_TASK STATEMENT_:
Using the data below, report how many lines hold the word "author". Include nothing else in the reply.

_EXTRACTED RECORDS_:
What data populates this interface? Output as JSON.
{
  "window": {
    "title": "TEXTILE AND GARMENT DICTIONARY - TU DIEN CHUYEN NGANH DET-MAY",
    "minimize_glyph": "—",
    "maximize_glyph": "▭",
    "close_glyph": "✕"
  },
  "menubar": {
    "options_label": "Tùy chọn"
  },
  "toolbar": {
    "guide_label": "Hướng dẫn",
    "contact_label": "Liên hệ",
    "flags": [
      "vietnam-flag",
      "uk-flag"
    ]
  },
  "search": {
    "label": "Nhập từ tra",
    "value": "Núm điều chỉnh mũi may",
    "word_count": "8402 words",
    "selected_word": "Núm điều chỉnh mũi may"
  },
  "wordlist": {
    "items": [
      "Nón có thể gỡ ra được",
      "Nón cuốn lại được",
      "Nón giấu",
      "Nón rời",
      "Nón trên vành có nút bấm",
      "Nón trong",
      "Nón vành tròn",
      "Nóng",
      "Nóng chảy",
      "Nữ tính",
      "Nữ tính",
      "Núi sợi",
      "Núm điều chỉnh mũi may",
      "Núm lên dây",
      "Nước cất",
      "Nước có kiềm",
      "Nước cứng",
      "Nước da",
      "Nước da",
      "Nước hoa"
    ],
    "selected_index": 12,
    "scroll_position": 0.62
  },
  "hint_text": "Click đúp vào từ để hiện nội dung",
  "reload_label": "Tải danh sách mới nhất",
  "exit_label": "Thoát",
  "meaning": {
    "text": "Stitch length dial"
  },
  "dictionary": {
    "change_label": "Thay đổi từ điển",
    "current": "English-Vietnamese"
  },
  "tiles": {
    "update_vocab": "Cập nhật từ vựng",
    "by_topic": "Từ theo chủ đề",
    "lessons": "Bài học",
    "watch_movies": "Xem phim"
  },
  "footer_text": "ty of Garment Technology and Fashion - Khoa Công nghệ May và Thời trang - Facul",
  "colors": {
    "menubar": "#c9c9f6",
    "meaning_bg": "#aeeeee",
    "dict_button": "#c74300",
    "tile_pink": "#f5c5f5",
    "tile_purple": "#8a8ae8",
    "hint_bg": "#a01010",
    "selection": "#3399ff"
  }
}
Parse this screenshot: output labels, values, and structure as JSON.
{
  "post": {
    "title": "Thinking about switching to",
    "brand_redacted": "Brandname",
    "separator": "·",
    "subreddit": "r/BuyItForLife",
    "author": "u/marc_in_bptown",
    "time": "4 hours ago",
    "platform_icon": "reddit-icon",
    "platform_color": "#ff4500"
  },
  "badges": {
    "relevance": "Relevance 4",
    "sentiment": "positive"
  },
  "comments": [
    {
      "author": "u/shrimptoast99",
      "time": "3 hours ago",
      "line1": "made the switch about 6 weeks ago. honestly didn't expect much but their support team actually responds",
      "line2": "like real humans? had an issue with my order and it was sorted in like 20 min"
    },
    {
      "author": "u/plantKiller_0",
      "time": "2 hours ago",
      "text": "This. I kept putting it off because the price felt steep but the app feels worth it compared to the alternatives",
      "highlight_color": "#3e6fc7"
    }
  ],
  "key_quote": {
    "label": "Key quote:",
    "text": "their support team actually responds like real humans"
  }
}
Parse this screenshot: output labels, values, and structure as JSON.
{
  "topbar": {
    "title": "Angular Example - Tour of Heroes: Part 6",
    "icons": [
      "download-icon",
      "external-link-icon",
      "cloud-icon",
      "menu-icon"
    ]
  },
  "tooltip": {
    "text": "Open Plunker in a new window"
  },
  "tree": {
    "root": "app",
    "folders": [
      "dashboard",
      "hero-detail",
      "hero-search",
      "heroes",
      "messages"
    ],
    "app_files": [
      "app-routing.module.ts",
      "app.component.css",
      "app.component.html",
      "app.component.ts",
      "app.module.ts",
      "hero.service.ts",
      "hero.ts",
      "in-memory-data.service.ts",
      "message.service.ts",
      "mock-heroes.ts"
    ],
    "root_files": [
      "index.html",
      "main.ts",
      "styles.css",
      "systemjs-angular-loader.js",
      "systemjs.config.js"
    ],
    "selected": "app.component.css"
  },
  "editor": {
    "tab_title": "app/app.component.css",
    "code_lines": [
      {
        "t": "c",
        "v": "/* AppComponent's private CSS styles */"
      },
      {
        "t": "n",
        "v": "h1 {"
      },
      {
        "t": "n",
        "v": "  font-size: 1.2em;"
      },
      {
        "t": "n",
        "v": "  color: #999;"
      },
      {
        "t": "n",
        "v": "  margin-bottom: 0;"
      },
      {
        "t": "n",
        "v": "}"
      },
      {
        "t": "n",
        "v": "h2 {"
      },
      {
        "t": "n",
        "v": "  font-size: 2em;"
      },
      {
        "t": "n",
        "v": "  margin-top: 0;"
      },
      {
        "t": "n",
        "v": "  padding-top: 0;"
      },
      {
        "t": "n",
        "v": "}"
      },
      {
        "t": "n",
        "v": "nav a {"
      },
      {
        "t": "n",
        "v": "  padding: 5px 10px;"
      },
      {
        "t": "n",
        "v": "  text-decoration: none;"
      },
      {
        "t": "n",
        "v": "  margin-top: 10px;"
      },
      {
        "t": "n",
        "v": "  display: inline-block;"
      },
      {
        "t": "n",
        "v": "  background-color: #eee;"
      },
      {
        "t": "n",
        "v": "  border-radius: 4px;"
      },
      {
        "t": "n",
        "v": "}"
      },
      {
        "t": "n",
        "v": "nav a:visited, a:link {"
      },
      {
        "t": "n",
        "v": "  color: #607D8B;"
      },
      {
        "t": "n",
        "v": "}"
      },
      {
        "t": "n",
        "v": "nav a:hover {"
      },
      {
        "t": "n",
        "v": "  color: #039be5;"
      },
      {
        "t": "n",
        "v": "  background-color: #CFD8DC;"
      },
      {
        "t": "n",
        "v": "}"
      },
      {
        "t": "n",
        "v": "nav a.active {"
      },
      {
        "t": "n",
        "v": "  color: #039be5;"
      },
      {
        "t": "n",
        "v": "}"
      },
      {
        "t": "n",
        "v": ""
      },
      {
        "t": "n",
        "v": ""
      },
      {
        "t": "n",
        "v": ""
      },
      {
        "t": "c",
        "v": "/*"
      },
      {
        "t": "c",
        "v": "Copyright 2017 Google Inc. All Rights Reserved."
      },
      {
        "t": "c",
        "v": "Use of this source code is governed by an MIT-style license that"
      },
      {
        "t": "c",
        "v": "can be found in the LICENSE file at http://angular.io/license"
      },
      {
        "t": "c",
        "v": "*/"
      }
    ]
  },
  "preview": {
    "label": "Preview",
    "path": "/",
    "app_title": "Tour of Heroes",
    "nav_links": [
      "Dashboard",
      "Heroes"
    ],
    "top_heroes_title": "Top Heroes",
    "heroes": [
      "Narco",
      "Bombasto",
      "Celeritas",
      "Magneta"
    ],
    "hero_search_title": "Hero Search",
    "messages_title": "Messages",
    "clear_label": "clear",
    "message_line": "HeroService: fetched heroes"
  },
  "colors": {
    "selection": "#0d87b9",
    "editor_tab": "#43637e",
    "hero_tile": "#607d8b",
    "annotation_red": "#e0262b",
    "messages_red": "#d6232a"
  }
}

_RESULT OF THIS EXERCISE_:
3